Flagged as a potential drug smugger due to his criminal history, Boche-Perez got extra attention at the border, including a trip to the secondary inspection room. Meanwhile, a search of his belongings found DVDs containing child pornography.
Here is the timeline:
Needless to say, it was more than six hours before the interrogations ceased. And it was even longer before he was presented to a magistrate judge -- two days, in fact.
Not Prompt Presentment Remedies
In McNabb and Mallory, the Supreme Court held that the proper remedy for delayed presentment is exclusion of any confessions obtained during the period of unreasonable delay. Congress modified the McNabb-Mallory framework in 1968 to include a six-hour safe-harbor, if the confession was made voluntarily.
Did you catch the added emphasis there: unreasonable? Though it was seven hours between the border stop and the first confession, the district court and the Fifth Circuit agreed: the delay wasn't unreasonable due to the need to coordinate between multiple law enforcement agencies and the AUSA, all at one of the most busy Mexican border crossings. And most importantly: there was no indication that the delay intentionally done for the purpose of extracting a confession.
Another vital point: the six-hour clock is measured by the time of the confession. Though it was roughly two days before Boche-Perez was presented to a judge, it was only seven hours before he confessed -- the extra hour, in light of the "totality of the circumstances," was far from unreasonable.
Harmless Error, With a Warning
But wait, what about that final confession? He pled guilty to charges related to the DVDs at the border, and was sentenced for those crimes alone.
Because he was not charged for the additional criminal activity disclosed in the late-night confession, and because the evidence found in Arkansas was not considered by the judge during sentencing, the panel labeled the third confession "harmless error."
But, Judge James L. Dennis wrote a concurrence to express just how egregious the delay actually was. The USAO justified the two-day delay because department policy requires the indictment draft to be turned in by 4:00 p.m., and the AUSA didn't decide to bring charges until 3:22 p.m., giving him less than an hour before the end of day deadline.

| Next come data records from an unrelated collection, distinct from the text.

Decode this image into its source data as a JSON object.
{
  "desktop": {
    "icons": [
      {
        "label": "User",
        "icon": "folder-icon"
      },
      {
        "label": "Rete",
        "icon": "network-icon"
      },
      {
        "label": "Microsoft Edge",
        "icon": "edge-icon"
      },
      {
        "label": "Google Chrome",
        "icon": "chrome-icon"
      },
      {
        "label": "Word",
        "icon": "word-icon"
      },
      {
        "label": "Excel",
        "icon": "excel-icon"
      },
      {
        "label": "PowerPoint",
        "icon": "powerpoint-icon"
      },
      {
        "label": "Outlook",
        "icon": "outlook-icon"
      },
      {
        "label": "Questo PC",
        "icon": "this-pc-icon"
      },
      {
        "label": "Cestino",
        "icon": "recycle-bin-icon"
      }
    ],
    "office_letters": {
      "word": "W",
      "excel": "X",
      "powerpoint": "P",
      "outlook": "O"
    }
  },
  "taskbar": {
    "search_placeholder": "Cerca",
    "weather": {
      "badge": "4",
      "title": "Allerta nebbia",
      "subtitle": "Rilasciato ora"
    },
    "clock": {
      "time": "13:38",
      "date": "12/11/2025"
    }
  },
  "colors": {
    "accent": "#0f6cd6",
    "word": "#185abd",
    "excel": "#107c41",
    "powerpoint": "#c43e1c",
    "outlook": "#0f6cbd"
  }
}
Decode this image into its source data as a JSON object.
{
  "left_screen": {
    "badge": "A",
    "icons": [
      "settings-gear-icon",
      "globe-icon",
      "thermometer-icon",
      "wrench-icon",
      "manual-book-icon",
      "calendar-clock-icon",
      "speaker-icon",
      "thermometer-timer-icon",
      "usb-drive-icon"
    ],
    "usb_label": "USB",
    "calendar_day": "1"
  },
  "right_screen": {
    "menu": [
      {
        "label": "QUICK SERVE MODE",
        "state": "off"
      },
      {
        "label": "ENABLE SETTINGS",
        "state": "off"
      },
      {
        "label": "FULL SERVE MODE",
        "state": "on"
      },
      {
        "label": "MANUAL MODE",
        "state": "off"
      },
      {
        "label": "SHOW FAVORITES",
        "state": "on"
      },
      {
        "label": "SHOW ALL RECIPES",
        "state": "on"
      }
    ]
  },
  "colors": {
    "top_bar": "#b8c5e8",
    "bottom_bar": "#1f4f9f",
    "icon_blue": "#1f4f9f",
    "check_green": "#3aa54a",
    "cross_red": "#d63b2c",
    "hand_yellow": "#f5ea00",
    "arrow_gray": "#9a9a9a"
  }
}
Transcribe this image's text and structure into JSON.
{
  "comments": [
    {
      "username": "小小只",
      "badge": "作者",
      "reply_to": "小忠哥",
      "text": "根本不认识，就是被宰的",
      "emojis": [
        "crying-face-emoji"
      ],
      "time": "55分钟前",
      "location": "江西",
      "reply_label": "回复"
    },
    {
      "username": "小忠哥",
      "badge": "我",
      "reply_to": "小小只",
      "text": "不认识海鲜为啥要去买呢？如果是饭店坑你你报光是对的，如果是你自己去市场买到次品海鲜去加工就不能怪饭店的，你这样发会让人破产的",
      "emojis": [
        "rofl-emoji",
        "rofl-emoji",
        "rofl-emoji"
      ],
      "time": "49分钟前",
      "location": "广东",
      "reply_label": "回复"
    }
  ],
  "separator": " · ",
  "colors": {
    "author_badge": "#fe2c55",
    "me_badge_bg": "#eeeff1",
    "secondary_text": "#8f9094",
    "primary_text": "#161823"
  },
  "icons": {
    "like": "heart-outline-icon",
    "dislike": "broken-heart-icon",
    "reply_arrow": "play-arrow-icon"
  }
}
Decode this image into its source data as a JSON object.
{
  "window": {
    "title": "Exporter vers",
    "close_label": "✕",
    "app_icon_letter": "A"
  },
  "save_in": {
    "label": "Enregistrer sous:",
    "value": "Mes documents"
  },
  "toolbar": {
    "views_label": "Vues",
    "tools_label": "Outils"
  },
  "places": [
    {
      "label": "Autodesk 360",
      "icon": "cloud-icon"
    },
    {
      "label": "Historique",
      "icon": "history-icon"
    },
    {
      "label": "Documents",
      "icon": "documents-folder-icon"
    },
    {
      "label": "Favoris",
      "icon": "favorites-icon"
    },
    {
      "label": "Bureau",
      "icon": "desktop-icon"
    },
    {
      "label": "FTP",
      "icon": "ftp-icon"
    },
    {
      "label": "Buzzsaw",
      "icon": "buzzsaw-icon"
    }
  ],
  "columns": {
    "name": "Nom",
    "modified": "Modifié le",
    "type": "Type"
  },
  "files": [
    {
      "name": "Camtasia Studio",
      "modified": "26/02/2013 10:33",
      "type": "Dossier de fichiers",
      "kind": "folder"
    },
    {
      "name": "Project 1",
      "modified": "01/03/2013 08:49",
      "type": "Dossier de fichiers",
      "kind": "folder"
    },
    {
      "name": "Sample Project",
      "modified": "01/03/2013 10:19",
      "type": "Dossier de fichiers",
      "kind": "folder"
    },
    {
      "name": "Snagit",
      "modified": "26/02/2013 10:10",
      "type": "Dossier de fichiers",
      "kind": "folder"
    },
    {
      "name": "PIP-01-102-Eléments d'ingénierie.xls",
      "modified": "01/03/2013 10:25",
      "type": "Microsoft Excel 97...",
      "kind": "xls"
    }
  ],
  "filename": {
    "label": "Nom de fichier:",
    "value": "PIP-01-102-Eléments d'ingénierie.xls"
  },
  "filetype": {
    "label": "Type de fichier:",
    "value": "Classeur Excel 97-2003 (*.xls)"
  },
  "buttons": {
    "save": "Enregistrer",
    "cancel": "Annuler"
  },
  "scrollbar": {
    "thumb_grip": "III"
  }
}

"It is not the longstanding principle embodied in McNabb-Mallory that must give way to local paperwork needs, but the local paperwork policy that must be tailored to the requirements of McNabb-Mallory," Judge Dennis wrote.